Legislature drives home some good points
Excerpted from The (Albany) Democrat-Herald
Maybe you've noticed this as well, but it seems as if every time the Legislature meets, it spends more time than it should pondering the way that the rest of us drive.
This is likely a result of all the time legislators spend on the road between Salem and their homes, and we should emphasize before we continue that we're sympathetic to these road warriors.
The logical result is that every legislative session gets filled with proposals likely meant, in some way, to show these idiot drivers on the road how things should be done.
This year's session also has included a variety of measures meant to change the way we drive.
But the surprising thing is that some of these measures survived the cut and are headed to Gov. Kate Brown. And the real surprise is this: They're worthy of support.
The Legislature last week backed a bill that would raise the speed limits from 55 to 65 mph outside the city limits in Central and Eastern Oregon. Interstate 84 from The Dalles to Idaho would rise to 70 mph, as would all of U.S. 95 in Oregon's southeast corridor. These changes are overdue. Anyone who's spent any time driving on the eastern reaches of Interstate 84 knows the experience of counting the minutes until you leave Oregon so that you can speed up just a bit.
The Legislature also backed a bill that allows self-service gasoline late at night in counties with no more than 40,000 residents. The idea is to allow motorists low on fuel in lightly populated areas the chance to get gas without waiting for a station to open.
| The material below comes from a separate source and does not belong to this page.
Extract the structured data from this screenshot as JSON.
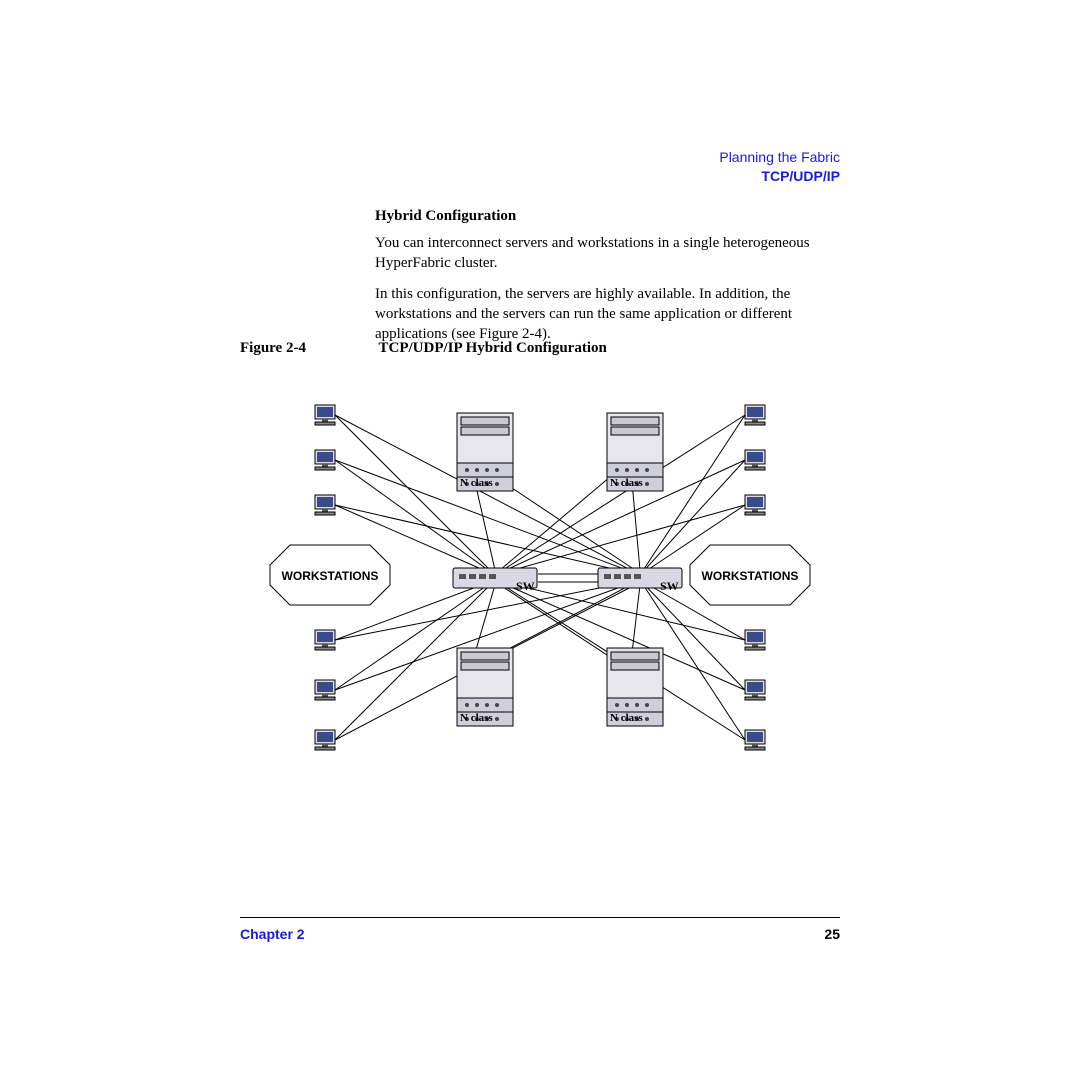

But legislators wisely shot down a bill that would have designated the left lane on four-lane highways as a passing lane. These slowpokes in the left lane are annoying, to be sure, but it still seems extreme to label their behavior illegal.